_Exercise goal_
What you return should be every line of the material, unchanged.

* * * * * * * * *

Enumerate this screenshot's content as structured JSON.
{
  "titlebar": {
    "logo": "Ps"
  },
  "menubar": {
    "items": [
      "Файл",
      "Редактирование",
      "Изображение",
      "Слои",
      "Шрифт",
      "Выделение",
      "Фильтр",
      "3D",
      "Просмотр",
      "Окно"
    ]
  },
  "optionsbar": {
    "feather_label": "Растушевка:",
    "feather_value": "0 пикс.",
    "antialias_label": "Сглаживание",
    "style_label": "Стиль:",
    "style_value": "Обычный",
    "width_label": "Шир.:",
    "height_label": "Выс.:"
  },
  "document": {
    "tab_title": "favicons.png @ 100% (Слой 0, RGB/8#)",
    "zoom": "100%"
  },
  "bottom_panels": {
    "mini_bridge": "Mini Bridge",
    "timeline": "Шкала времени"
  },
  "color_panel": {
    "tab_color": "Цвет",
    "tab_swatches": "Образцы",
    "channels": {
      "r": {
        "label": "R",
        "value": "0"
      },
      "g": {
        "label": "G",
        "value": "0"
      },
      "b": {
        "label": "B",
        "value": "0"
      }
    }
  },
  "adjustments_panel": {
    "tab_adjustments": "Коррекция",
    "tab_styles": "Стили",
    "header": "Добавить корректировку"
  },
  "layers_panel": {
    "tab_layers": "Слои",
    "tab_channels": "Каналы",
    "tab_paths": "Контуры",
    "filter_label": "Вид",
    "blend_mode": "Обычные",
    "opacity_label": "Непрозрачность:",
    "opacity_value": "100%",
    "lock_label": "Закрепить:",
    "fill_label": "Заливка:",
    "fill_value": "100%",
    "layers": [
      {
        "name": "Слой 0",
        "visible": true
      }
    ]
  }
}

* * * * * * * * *

_Response_
Enumerate this screenshot's content as structured JSON.
{
  "titlebar": {
    "logo": "Ps"
  },
  "menubar": {
    "items": [
      "Файл",
      "Редактирование",
      "Изображение",
      "Слои",
      "Шрифт",
      "Выделение",
      "Фильтр",
      "3D",
      "Просмотр",
      "Окно"
    ]
  },
  "optionsbar": {
    "feather_label": "Растушевка:",
    "feather_value": "0 пикс.",
    "antialias_label": "Сглаживание",
    "style_label": "Стиль:",
    "style_value": "Обычный",
    "width_label": "Шир.:",
    "height_label": "Выс.:"
  },
  "document": {
    "tab_title": "favicons.png @ 100% (Слой 0, RGB/8#)",
    "zoom": "100%"
  },
  "bottom_panels": {
    "mini_bridge": "Mini Bridge",
    "timeline": "Шкала времени"
  },
  "color_panel": {
    "tab_color": "Цвет",
    "tab_swatches": "Образцы",
    "channels": {
      "r": {
        "label": "R",
        "value": "0"
      },
      "g": {
        "label": "G",
        "value": "0"
      },
      "b": {
        "label": "B",
        "value": "0"
      }
    }
  },
  "adjustments_panel": {
    "tab_adjustments": "Коррекция",
    "tab_styles": "Стили",
    "header": "Добавить корректировку"
  },
  "layers_panel": {
    "tab_layers": "Слои",
    "tab_channels": "Каналы",
    "tab_paths": "Контуры",
    "filter_label": "Вид",
    "blend_mode": "Обычные",
    "opacity_label": "Непрозрачность:",
    "opacity_value": "100%",
    "lock_label": "Закрепить:",
    "fill_label": "Заливка:",
    "fill_value": "100%",
    "layers": [
      {
        "name": "Слой 0",
        "visible": true
      }
    ]
  }
}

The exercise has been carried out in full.